# Instructions for the task
An exact copy of every entry is needed, with no images.

[Records from a data source]
_ _ _ _

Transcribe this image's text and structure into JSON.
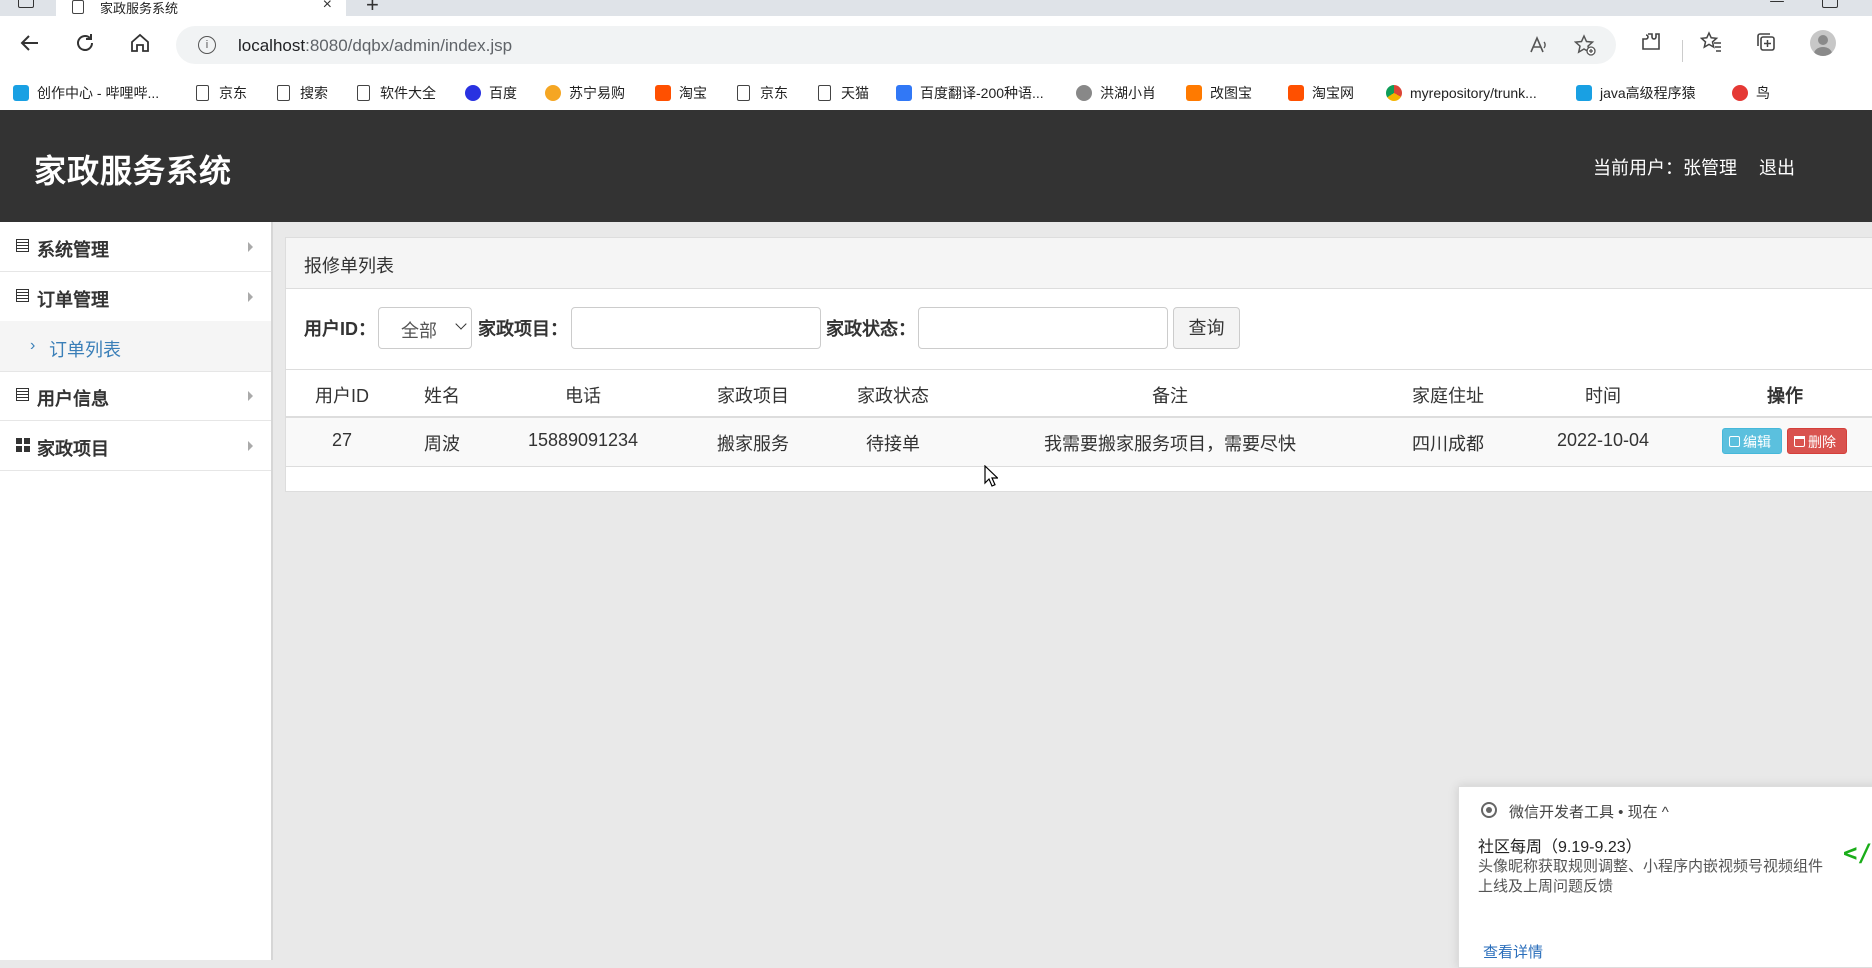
{
  "browser": {
    "tab_title": "家政服务系统",
    "tab_close": "×",
    "new_tab": "+",
    "url_host": "localhost",
    "url_rest": ":8080/dqbx/admin/index.jsp"
  },
  "bookmarks": [
    {
      "label": "创作中心 - 哔哩哔...",
      "icon": "bilibili-icon",
      "color": "#19a0e3"
    },
    {
      "label": "京东",
      "icon": "page-icon"
    },
    {
      "label": "搜索",
      "icon": "page-icon"
    },
    {
      "label": "软件大全",
      "icon": "page-icon"
    },
    {
      "label": "百度",
      "icon": "baidu-icon",
      "color": "#2932e1"
    },
    {
      "label": "苏宁易购",
      "icon": "suning-icon",
      "color": "#f5a623"
    },
    {
      "label": "淘宝",
      "icon": "taobao-icon",
      "color": "#ff5000"
    },
    {
      "label": "京东",
      "icon": "page-icon"
    },
    {
      "label": "天猫",
      "icon": "page-icon"
    },
    {
      "label": "百度翻译-200种语...",
      "icon": "fanyi-icon",
      "color": "#3178f6"
    },
    {
      "label": "洪湖小肖",
      "icon": "bird-icon",
      "color": "#666666"
    },
    {
      "label": "改图宝",
      "icon": "gaitubao-icon",
      "color": "#ff7a00"
    },
    {
      "label": "淘宝网",
      "icon": "taobao-icon",
      "color": "#ff5000"
    },
    {
      "label": "myrepository/trunk...",
      "icon": "chrome-icon",
      "color": "#db4437"
    },
    {
      "label": "java高级程序猿",
      "icon": "bilibili-icon",
      "color": "#19a0e3"
    },
    {
      "label": "鸟",
      "icon": "bird-icon",
      "color": "#e53935"
    }
  ],
  "header": {
    "title": "家政服务系统",
    "current_user": "当前用户：张管理",
    "logout": "退出"
  },
  "sidebar": {
    "items": [
      {
        "label": "系统管理",
        "icon": "list-icon"
      },
      {
        "label": "订单管理",
        "icon": "list-icon"
      },
      {
        "label": "用户信息",
        "icon": "list-icon"
      },
      {
        "label": "家政项目",
        "icon": "grid-icon"
      }
    ],
    "submenu": {
      "label": "订单列表",
      "active_color": "#3a7fb8"
    }
  },
  "panel": {
    "title": "报修单列表",
    "filters": {
      "user_id_label": "用户ID：",
      "user_id_value": "全部",
      "project_label": "家政项目：",
      "project_value": "",
      "status_label": "家政状态：",
      "status_value": "",
      "query_button": "查询"
    },
    "table": {
      "columns": [
        "用户ID",
        "姓名",
        "电话",
        "家政项目",
        "家政状态",
        "备注",
        "家庭住址",
        "时间",
        "操作"
      ],
      "rows": [
        {
          "user_id": "27",
          "name": "周波",
          "phone": "15889091234",
          "project": "搬家服务",
          "status": "待接单",
          "remark": "我需要搬家服务项目，需要尽快",
          "address": "四川成都",
          "time": "2022-10-04",
          "edit": "编辑",
          "delete": "删除"
        }
      ]
    }
  },
  "notification": {
    "source": "微信开发者工具 • 现在 ^",
    "heading": "社区每周（9.19-9.23）",
    "body": "头像昵称获取规则调整、小程序内嵌视频号视频组件上线及上周问题反馈",
    "link": "查看详情",
    "dev_icon": "</>"
  },
  "colors": {
    "header_bg": "#333333",
    "accent": "#3a7fb8",
    "edit_btn": "#5bc0de",
    "delete_btn": "#d9534f"
  }
}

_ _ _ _

# Response area
Transcribe this image's text and structure into JSON.
{
  "browser": {
    "tab_title": "家政服务系统",
    "tab_close": "×",
    "new_tab": "+",
    "url_host": "localhost",
    "url_rest": ":8080/dqbx/admin/index.jsp"
  },
  "bookmarks": [
    {
      "label": "创作中心 - 哔哩哔...",
      "icon": "bilibili-icon",
      "color": "#19a0e3"
    },
    {
      "label": "京东",
      "icon": "page-icon"
    },
    {
      "label": "搜索",
      "icon": "page-icon"
    },
    {
      "label": "软件大全",
      "icon": "page-icon"
    },
    {
      "label": "百度",
      "icon": "baidu-icon",
      "color": "#2932e1"
    },
    {
      "label": "苏宁易购",
      "icon": "suning-icon",
      "color": "#f5a623"
    },
    {
      "label": "淘宝",
      "icon": "taobao-icon",
      "color": "#ff5000"
    },
    {
      "label": "京东",
      "icon": "page-icon"
    },
    {
      "label": "天猫",
      "icon": "page-icon"
    },
    {
      "label": "百度翻译-200种语...",
      "icon": "fanyi-icon",
      "color": "#3178f6"
    },
    {
      "label": "洪湖小肖",
      "icon": "bird-icon",
      "color": "#666666"
    },
    {
      "label": "改图宝",
      "icon": "gaitubao-icon",
      "color": "#ff7a00"
    },
    {
      "label": "淘宝网",
      "icon": "taobao-icon",
      "color": "#ff5000"
    },
    {
      "label": "myrepository/trunk...",
      "icon": "chrome-icon",
      "color": "#db4437"
    },
    {
      "label": "java高级程序猿",
      "icon": "bilibili-icon",
      "color": "#19a0e3"
    },
    {
      "label": "鸟",
      "icon": "bird-icon",
      "color": "#e53935"
    }
  ],
  "header": {
    "title": "家政服务系统",
    "current_user": "当前用户：张管理",
    "logout": "退出"
  },
  "sidebar": {
    "items": [
      {
        "label": "系统管理",
        "icon": "list-icon"
      },
      {
        "label": "订单管理",
        "icon": "list-icon"
      },
      {
        "label": "用户信息",
        "icon": "list-icon"
      },
      {
        "label": "家政项目",
        "icon": "grid-icon"
      }
    ],
    "submenu": {
      "label": "订单列表",
      "active_color": "#3a7fb8"
    }
  },
  "panel": {
    "title": "报修单列表",
    "filters": {
      "user_id_label": "用户ID：",
      "user_id_value": "全部",
      "project_label": "家政项目：",
      "project_value": "",
      "status_label": "家政状态：",
      "status_value": "",
      "query_button": "查询"
    },
    "table": {
      "columns": [
        "用户ID",
        "姓名",
        "电话",
        "家政项目",
        "家政状态",
        "备注",
        "家庭住址",
        "时间",
        "操作"
      ],
      "rows": [
        {
          "user_id": "27",
          "name": "周波",
          "phone": "15889091234",
          "project": "搬家服务",
          "status": "待接单",
          "remark": "我需要搬家服务项目，需要尽快",
          "address": "四川成都",
          "time": "2022-10-04",
          "edit": "编辑",
          "delete": "删除"
        }
      ]
    }
  },
  "notification": {
    "source": "微信开发者工具 • 现在 ^",
    "heading": "社区每周（9.19-9.23）",
    "body": "头像昵称获取规则调整、小程序内嵌视频号视频组件上线及上周问题反馈",
    "link": "查看详情",
    "dev_icon": "</>"
  },
  "colors": {
    "header_bg": "#333333",
    "accent": "#3a7fb8",
    "edit_btn": "#5bc0de",
    "delete_btn": "#d9534f"
  }
}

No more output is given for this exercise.